As the number, severity and sophistication of computer network attacks increase network administrators have an increasingly difficult time identifying and cleaning up compromised computers. In this thesis some of the areas where existing tools and techniques are deficient are identified, and possible solutions are proposed and evaluated on synthetic as well as real networks. This thesis has four major contributions. The first is a lightweight semi-stateful network data capture module. The second contribution is a framework for storing and accessing raw packet information as well as meta information, such as network sessions. The third contribution is a set of analysis routines for identifying computer network attacks, and computers that have been successfully compromised.

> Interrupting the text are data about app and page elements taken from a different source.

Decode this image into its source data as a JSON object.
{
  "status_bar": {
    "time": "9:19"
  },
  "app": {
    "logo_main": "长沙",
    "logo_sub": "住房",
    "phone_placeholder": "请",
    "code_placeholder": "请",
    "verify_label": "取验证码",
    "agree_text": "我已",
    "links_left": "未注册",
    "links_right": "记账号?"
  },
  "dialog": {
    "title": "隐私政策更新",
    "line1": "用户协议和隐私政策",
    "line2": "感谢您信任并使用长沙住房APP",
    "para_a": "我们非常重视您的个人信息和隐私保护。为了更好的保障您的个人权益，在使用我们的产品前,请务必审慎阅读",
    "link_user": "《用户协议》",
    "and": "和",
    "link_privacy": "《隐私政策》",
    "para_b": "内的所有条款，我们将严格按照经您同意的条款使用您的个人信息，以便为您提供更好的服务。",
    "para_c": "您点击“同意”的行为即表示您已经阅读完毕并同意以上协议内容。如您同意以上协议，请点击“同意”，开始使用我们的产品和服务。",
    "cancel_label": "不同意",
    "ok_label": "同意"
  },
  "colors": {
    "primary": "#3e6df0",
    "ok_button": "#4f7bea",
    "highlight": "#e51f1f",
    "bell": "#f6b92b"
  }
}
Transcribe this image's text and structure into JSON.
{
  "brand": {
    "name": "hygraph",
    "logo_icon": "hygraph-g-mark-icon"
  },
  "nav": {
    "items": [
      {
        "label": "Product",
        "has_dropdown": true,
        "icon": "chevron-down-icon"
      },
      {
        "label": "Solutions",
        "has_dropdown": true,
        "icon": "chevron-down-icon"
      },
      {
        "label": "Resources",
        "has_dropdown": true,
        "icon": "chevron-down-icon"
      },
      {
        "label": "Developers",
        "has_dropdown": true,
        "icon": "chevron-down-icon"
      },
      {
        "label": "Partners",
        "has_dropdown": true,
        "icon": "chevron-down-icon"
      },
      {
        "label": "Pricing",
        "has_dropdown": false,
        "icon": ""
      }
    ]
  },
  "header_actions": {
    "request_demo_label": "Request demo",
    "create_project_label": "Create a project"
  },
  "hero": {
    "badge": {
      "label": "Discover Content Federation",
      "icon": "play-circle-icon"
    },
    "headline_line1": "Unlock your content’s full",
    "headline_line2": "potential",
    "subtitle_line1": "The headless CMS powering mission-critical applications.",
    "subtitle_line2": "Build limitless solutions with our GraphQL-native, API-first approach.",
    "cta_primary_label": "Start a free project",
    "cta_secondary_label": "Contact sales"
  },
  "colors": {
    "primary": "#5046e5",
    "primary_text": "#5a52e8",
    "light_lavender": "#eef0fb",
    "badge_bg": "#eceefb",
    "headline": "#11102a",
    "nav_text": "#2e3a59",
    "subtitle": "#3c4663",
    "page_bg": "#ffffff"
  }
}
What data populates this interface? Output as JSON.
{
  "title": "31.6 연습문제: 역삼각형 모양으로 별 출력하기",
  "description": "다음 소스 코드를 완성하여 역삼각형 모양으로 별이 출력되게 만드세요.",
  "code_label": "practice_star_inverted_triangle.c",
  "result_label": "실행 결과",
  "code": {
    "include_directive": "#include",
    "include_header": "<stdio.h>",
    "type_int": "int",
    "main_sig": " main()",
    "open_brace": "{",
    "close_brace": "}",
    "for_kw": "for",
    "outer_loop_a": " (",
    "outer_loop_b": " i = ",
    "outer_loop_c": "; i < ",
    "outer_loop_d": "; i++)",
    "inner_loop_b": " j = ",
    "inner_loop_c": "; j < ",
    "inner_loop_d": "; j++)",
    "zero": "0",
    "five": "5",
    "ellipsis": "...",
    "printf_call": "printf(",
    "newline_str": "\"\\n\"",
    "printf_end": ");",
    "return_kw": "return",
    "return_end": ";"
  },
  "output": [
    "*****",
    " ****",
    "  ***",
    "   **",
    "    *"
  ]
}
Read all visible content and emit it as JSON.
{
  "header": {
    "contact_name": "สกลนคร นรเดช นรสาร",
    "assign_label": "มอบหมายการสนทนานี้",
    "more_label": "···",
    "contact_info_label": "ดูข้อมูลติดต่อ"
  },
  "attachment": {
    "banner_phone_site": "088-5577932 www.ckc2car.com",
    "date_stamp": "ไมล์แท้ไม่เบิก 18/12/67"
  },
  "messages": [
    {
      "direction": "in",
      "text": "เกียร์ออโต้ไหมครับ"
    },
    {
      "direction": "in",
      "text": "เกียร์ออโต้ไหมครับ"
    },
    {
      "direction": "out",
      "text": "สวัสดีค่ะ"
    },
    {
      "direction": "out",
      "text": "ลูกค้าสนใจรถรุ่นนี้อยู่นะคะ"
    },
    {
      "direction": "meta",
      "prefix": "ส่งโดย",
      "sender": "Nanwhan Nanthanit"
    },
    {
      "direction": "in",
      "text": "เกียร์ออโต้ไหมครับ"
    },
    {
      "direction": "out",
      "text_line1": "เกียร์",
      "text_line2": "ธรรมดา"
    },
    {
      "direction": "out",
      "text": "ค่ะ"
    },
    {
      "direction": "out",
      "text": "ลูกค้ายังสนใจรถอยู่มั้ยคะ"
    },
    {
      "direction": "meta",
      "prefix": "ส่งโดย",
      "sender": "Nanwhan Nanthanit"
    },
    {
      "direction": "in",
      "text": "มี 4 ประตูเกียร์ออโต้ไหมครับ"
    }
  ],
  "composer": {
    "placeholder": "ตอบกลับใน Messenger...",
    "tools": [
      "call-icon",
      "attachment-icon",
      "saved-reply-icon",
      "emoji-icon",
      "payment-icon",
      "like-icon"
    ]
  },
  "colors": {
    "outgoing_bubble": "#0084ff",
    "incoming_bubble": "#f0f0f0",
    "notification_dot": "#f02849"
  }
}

The fourth contribution is a framework for iteratively building and analyzing the communication patterns of networked computers. This allows security analysts and researchers to identify compromised computers, as well as perform forensic analysis to answer questions like What computer compromised this computer? When did the compromise occur? How did the compromise happen? What data was stolen or modified?